> [What you are asked to do]: In full and exactly, reproduce the entries below, but omit the pictures.

_ _ _ _ _

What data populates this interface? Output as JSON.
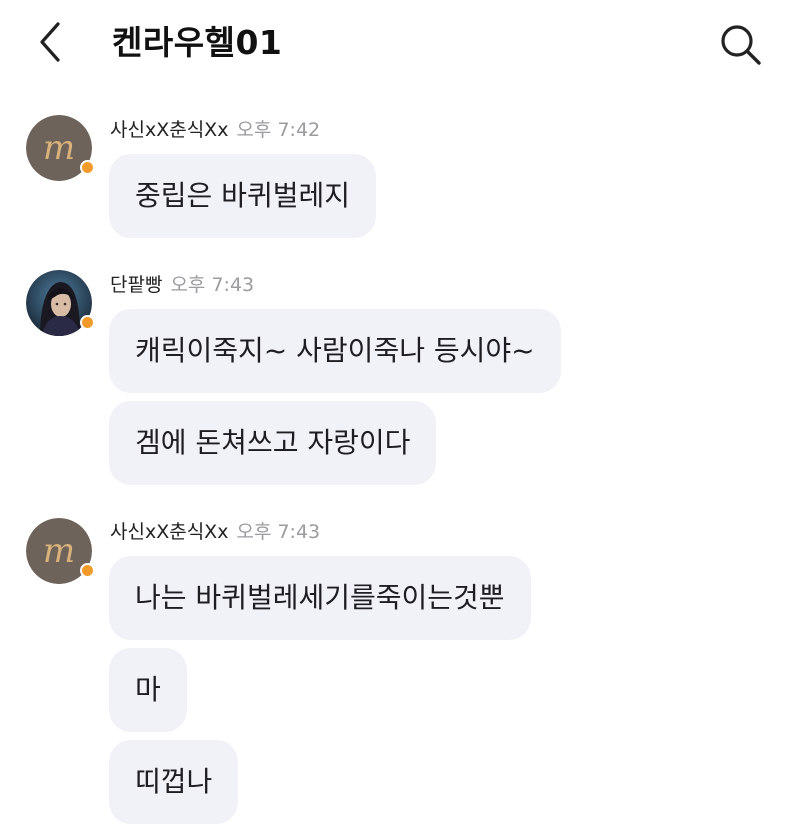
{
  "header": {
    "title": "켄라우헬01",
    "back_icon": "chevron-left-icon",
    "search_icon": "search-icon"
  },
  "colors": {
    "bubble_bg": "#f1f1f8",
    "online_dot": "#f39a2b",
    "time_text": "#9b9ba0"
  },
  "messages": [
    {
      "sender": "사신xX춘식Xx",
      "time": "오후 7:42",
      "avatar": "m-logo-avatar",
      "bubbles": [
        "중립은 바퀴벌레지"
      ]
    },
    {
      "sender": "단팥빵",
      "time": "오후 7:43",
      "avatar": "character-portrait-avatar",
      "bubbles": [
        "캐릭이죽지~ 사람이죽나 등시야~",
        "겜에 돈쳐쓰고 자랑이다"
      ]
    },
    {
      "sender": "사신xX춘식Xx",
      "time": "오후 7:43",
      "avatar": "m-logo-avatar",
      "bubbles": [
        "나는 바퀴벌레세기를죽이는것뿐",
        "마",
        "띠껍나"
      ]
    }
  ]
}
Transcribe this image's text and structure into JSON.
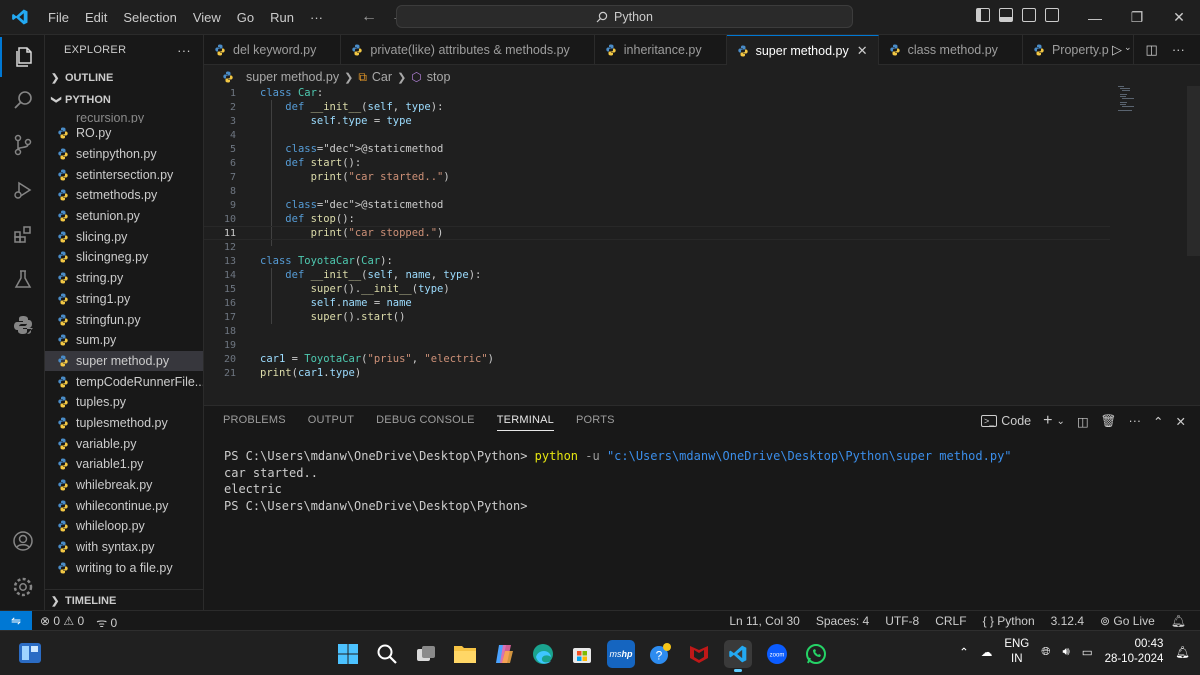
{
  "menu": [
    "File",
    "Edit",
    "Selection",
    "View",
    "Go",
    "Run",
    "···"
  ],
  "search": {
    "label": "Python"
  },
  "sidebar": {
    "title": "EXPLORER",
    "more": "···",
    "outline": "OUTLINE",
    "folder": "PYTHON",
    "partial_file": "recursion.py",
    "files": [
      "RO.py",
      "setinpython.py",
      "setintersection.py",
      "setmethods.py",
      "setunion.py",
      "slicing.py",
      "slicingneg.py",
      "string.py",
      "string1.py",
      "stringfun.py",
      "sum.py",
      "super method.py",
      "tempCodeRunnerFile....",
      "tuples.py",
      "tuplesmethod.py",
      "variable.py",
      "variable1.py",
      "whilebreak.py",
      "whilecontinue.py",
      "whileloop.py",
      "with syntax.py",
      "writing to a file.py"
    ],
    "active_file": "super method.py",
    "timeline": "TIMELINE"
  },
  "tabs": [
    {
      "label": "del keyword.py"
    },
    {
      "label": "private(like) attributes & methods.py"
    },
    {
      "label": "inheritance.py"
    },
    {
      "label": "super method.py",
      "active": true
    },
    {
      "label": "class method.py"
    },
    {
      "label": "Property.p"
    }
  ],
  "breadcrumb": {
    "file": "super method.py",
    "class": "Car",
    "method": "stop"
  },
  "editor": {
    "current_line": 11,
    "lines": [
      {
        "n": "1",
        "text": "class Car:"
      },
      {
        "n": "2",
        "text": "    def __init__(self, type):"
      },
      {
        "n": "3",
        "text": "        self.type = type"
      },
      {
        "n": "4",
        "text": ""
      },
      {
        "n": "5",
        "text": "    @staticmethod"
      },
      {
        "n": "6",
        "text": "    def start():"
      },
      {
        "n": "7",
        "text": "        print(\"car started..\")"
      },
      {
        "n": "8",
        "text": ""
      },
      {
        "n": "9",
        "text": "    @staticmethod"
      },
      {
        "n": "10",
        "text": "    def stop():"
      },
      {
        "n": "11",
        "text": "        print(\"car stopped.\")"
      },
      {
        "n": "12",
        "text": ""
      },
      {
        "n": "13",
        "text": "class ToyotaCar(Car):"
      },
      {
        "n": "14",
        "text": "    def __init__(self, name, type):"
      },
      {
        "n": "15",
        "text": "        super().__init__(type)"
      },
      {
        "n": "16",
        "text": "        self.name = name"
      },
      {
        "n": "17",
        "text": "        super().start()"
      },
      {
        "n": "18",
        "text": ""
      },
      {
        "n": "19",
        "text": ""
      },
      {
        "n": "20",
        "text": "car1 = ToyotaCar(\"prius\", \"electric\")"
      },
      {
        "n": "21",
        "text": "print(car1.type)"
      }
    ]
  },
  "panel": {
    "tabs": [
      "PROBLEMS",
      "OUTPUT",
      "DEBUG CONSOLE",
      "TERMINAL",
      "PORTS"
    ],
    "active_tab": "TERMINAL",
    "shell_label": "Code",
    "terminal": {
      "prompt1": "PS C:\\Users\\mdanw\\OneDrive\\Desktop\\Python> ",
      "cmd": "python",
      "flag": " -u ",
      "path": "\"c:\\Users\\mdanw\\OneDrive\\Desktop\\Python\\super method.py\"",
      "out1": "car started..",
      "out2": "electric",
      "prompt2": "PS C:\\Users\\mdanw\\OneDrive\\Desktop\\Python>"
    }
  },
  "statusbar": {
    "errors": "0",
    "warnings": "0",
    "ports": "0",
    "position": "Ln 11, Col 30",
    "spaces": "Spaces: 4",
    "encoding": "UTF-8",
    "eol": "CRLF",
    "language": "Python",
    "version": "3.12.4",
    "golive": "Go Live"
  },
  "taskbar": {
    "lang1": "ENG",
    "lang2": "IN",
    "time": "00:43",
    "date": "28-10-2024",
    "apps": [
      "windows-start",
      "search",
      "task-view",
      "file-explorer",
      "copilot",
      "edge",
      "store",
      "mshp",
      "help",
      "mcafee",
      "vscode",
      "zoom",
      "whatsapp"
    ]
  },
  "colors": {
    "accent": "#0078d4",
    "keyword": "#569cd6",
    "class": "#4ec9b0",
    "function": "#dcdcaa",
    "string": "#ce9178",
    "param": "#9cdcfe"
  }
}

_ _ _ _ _

> [Solved exercise]:
What data populates this interface? Output as JSON.
{
  "header": {
    "title": "켄라우헬01",
    "back_icon": "chevron-left-icon",
    "search_icon": "search-icon"
  },
  "colors": {
    "bubble_bg": "#f1f1f8",
    "online_dot": "#f39a2b",
    "time_text": "#9b9ba0"
  },
  "messages": [
    {
      "sender": "사신xX춘식Xx",
      "time": "오후 7:42",
      "avatar": "m-logo-avatar",
      "bubbles": [
        "중립은 바퀴벌레지"
      ]
    },
    {
      "sender": "단팥빵",
      "time": "오후 7:43",
      "avatar": "character-portrait-avatar",
      "bubbles": [
        "캐릭이죽지~ 사람이죽나 등시야~",
        "겜에 돈쳐쓰고 자랑이다"
      ]
    },
    {
      "sender": "사신xX춘식Xx",
      "time": "오후 7:43",
      "avatar": "m-logo-avatar",
      "bubbles": [
        "나는 바퀴벌레세기를죽이는것뿐",
        "마",
        "띠껍나"
      ]
    }
  ]
}
Transcribe this image's text and structure into JSON.
{
  "menu": [
    "File",
    "Edit",
    "Selection",
    "View",
    "Go",
    "Run",
    "···"
  ],
  "search": {
    "label": "Python"
  },
  "sidebar": {
    "title": "EXPLORER",
    "more": "···",
    "outline": "OUTLINE",
    "folder": "PYTHON",
    "partial_file": "recursion.py",
    "files": [
      "RO.py",
      "setinpython.py",
      "setintersection.py",
      "setmethods.py",
      "setunion.py",
      "slicing.py",
      "slicingneg.py",
      "string.py",
      "string1.py",
      "stringfun.py",
      "sum.py",
      "super method.py",
      "tempCodeRunnerFile....",
      "tuples.py",
      "tuplesmethod.py",
      "variable.py",
      "variable1.py",
      "whilebreak.py",
      "whilecontinue.py",
      "whileloop.py",
      "with syntax.py",
      "writing to a file.py"
    ],
    "active_file": "super method.py",
    "timeline": "TIMELINE"
  },
  "tabs": [
    {
      "label": "del keyword.py"
    },
    {
      "label": "private(like) attributes & methods.py"
    },
    {
      "label": "inheritance.py"
    },
    {
      "label": "super method.py",
      "active": true
    },
    {
      "label": "class method.py"
    },
    {
      "label": "Property.p"
    }
  ],
  "breadcrumb": {
    "file": "super method.py",
    "class": "Car",
    "method": "stop"
  },
  "editor": {
    "current_line": 11,
    "lines": [
      {
        "n": "1",
        "text": "class Car:"
      },
      {
        "n": "2",
        "text": "    def __init__(self, type):"
      },
      {
        "n": "3",
        "text": "        self.type = type"
      },
      {
        "n": "4",
        "text": ""
      },
      {
        "n": "5",
        "text": "    @staticmethod"
      },
      {
        "n": "6",
        "text": "    def start():"
      },
      {
        "n": "7",
        "text": "        print(\"car started..\")"
      },
      {
        "n": "8",
        "text": ""
      },
      {
        "n": "9",
        "text": "    @staticmethod"
      },
      {
        "n": "10",
        "text": "    def stop():"
      },
      {
        "n": "11",
        "text": "        print(\"car stopped.\")"
      },
      {
        "n": "12",
        "text": ""
      },
      {
        "n": "13",
        "text": "class ToyotaCar(Car):"
      },
      {
        "n": "14",
        "text": "    def __init__(self, name, type):"
      },
      {
        "n": "15",
        "text": "        super().__init__(type)"
      },
      {
        "n": "16",
        "text": "        self.name = name"
      },
      {
        "n": "17",
        "text": "        super().start()"
      },
      {
        "n": "18",
        "text": ""
      },
      {
        "n": "19",
        "text": ""
      },
      {
        "n": "20",
        "text": "car1 = ToyotaCar(\"prius\", \"electric\")"
      },
      {
        "n": "21",
        "text": "print(car1.type)"
      }
    ]
  },
  "panel": {
    "tabs": [
      "PROBLEMS",
      "OUTPUT",
      "DEBUG CONSOLE",
      "TERMINAL",
      "PORTS"
    ],
    "active_tab": "TERMINAL",
    "shell_label": "Code",
    "terminal": {
      "prompt1": "PS C:\\Users\\mdanw\\OneDrive\\Desktop\\Python> ",
      "cmd": "python",
      "flag": " -u ",
      "path": "\"c:\\Users\\mdanw\\OneDrive\\Desktop\\Python\\super method.py\"",
      "out1": "car started..",
      "out2": "electric",
      "prompt2": "PS C:\\Users\\mdanw\\OneDrive\\Desktop\\Python>"
    }
  },
  "statusbar": {
    "errors": "0",
    "warnings": "0",
    "ports": "0",
    "position": "Ln 11, Col 30",
    "spaces": "Spaces: 4",
    "encoding": "UTF-8",
    "eol": "CRLF",
    "language": "Python",
    "version": "3.12.4",
    "golive": "Go Live"
  },
  "taskbar": {
    "lang1": "ENG",
    "lang2": "IN",
    "time": "00:43",
    "date": "28-10-2024",
    "apps": [
      "windows-start",
      "search",
      "task-view",
      "file-explorer",
      "copilot",
      "edge",
      "store",
      "mshp",
      "help",
      "mcafee",
      "vscode",
      "zoom",
      "whatsapp"
    ]
  },
  "colors": {
    "accent": "#0078d4",
    "keyword": "#569cd6",
    "class": "#4ec9b0",
    "function": "#dcdcaa",
    "string": "#ce9178",
    "param": "#9cdcfe"
  }
}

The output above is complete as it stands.